The man who led a federal program offering visas in exchange for foreign investment dollars in South Dakota faces criminal charges in Aberdeen. That city was home to a failed beef plant that used EB-5 money. Some Aberdeen residents say the charges were expected.
Aberdeen Mayor Mike Levson says it wasn’t a surprise that charges were brought against Joop Bollen. He says concern over the EB-5 scandal has faded for people in his community.
“Because this isn’t an Aberdeen story,” Levson says. “This is a Washington DC story and a Pierre story. This is a federal program administered by state officials. And it has really no more connection to Aberdeen than it does to any other city in the state.”
The failed Northern Beef Packers plant had used EB-5 money, but Levson says the failure was not because of the EB-5 scandal.

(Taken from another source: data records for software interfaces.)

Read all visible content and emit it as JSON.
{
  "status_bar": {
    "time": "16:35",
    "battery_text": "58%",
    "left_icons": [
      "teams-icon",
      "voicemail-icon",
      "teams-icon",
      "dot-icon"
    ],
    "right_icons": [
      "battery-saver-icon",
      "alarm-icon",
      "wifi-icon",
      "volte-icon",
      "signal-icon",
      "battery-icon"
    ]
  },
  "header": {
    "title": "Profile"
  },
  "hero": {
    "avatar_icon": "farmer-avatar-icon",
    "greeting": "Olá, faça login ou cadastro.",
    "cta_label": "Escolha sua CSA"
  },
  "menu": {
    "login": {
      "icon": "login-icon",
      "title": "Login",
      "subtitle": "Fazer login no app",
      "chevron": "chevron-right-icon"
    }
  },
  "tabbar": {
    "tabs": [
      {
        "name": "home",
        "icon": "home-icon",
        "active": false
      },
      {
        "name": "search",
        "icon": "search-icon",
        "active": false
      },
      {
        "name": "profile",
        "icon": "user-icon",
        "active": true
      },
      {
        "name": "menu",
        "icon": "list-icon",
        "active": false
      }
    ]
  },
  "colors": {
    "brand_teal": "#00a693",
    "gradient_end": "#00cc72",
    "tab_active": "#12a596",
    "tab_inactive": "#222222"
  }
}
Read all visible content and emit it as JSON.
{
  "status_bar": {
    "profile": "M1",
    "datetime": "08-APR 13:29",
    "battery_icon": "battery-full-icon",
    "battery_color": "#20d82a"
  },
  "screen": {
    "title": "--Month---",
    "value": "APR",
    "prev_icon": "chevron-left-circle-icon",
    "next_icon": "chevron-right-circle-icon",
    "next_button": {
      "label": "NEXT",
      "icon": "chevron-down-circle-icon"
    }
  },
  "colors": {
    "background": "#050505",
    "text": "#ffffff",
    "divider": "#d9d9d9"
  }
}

The plant is up and running now, under new management and a new name.
NSU political science professor Jon Schaff says the imperative behind looking into the EB-5 problem had subsided once the New Angus plant began operating.
“Certainly, if people are committing illegal acts, we want them prosecuted,” Schaff says. “But, hopefully, it can at least do something to bring some closure to this, maybe create the correct actions on the part of our state to make sure it doesn’t happen again. And then we can move on from there. And hopefully the things that surround this particular scandal, namely the beef plant here in Aberdeen can kind of move beyond the scandal. We can just get to having a successful beef plant for the city of Aberdeen and the area.”
Schaff says with the new plant moving in the right direction, what was once a potential disaster could have a happy ending.